[[ DATA open ]]

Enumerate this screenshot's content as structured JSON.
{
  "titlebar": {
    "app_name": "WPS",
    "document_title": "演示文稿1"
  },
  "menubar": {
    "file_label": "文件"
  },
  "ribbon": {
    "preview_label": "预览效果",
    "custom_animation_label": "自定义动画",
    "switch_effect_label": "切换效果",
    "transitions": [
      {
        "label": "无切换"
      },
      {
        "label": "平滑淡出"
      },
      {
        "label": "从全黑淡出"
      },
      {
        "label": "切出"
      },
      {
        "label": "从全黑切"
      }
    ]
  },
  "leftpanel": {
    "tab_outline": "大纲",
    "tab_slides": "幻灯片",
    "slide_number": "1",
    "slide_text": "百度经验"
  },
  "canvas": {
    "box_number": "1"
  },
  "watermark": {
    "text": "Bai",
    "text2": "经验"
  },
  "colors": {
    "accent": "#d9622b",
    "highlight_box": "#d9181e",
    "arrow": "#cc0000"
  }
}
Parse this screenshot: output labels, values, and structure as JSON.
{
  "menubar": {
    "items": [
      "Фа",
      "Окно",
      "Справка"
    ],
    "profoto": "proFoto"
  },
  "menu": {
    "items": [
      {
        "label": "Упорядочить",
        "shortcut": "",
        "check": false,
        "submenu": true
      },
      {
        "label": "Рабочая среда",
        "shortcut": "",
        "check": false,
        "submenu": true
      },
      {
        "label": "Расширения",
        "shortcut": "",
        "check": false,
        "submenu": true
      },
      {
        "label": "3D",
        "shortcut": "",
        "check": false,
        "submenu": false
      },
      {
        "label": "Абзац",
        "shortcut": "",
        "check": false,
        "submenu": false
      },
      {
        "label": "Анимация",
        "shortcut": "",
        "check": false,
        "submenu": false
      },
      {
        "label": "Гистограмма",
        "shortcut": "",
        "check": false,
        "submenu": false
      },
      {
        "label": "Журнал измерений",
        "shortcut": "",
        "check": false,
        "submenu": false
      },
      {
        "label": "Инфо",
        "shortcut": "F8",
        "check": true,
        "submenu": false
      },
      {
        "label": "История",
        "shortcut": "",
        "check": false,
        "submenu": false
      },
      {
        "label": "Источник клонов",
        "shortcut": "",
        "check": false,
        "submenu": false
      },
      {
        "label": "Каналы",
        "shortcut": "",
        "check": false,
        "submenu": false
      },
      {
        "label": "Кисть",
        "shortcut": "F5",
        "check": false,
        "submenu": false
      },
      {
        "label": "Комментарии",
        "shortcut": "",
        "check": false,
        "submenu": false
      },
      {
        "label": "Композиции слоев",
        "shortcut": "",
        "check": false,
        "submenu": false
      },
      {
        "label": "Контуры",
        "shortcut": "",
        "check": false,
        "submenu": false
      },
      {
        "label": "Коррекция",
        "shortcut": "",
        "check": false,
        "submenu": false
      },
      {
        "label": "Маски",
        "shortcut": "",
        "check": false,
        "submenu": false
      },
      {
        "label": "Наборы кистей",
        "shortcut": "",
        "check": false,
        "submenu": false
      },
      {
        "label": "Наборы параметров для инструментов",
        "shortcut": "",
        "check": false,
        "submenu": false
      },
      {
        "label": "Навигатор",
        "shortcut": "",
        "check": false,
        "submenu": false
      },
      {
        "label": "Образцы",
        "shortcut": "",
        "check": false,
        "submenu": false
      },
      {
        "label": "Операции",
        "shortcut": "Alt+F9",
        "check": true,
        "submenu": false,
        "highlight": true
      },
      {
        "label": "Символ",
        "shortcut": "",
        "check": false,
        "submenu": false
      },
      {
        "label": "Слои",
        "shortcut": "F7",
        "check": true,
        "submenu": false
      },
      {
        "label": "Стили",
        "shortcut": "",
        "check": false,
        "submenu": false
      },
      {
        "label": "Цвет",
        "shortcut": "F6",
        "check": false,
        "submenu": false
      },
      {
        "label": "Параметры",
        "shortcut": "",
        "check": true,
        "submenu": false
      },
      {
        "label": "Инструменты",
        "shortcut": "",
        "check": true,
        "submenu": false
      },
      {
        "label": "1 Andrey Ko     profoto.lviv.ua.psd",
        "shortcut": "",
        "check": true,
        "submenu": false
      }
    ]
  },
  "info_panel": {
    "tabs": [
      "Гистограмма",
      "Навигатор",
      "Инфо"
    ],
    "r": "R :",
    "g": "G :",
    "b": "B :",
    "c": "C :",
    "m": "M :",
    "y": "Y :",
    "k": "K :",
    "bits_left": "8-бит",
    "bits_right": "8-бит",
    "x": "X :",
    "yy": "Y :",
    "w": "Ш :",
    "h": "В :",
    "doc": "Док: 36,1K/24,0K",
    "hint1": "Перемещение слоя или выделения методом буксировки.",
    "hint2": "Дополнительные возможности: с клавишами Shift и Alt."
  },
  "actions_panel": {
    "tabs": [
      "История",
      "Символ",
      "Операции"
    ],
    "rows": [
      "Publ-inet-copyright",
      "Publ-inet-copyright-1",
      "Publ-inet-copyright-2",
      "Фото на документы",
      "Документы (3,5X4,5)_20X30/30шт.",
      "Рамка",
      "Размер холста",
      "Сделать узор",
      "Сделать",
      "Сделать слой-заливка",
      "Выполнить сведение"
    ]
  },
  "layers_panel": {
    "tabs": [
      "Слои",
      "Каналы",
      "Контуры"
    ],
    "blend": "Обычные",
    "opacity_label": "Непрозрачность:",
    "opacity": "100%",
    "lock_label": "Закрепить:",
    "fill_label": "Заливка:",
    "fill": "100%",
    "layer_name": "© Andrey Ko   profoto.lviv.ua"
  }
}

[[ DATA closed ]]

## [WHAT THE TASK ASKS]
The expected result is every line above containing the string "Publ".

## [RESPONSE BOX]
      "Publ-inet-copyright",
      "Publ-inet-copyright-1",
      "Publ-inet-copyright-2",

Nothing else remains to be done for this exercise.